- **PROBLEM DESCRIPTION**
Lines below that include the word "JSON" should each be copied.

- **EXCERPTED DATA**

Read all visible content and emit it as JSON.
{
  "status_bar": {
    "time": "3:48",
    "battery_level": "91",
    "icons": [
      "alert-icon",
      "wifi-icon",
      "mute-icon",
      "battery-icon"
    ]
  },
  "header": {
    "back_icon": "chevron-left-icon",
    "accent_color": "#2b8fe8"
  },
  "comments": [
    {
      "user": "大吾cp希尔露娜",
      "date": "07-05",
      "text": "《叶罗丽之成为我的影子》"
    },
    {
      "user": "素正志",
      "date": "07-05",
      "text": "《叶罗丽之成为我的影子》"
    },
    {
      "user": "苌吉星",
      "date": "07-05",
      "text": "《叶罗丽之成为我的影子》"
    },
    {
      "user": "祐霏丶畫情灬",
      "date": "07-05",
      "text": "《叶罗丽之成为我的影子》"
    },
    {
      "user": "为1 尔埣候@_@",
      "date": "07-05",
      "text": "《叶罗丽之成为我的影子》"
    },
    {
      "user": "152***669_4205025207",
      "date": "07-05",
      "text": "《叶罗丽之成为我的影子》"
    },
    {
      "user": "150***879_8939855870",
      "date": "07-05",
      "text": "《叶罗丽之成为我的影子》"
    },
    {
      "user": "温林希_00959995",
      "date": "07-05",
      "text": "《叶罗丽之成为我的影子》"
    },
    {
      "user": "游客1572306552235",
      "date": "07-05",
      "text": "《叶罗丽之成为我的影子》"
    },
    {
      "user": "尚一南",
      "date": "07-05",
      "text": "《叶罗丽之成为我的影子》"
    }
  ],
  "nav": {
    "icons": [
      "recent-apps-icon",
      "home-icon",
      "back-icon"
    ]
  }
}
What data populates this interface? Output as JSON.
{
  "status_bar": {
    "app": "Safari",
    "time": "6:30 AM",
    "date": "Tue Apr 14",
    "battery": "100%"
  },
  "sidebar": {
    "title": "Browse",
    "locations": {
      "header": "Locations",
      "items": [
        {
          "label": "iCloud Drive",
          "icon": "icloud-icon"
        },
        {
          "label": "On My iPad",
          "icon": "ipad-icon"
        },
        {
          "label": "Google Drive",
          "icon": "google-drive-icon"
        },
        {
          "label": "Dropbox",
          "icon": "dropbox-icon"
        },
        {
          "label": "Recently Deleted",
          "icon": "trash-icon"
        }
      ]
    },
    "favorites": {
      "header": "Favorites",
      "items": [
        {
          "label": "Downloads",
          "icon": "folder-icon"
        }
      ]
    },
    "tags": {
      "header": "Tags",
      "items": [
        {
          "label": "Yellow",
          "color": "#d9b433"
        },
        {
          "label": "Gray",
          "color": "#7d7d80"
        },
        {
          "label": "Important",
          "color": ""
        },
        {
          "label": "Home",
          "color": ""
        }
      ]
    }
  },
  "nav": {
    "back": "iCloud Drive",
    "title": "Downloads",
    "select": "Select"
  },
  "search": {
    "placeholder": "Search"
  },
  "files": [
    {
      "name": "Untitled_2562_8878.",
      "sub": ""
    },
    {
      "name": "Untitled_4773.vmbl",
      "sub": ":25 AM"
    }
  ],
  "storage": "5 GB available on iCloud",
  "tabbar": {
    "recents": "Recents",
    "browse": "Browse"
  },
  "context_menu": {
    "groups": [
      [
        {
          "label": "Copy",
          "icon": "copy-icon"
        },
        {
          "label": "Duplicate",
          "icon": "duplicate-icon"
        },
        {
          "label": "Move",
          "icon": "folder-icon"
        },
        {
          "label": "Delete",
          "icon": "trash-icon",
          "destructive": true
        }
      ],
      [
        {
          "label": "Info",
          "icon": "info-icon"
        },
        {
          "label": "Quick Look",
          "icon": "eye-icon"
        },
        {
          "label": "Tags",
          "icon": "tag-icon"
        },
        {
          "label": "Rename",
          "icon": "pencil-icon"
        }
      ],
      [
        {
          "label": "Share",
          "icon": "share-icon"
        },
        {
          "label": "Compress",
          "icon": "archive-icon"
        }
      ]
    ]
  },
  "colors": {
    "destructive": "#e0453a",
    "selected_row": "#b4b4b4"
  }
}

- **WRITTEN RESPONSE**
Read all visible content and emit it as JSON.
What data populates this interface? Output as JSON.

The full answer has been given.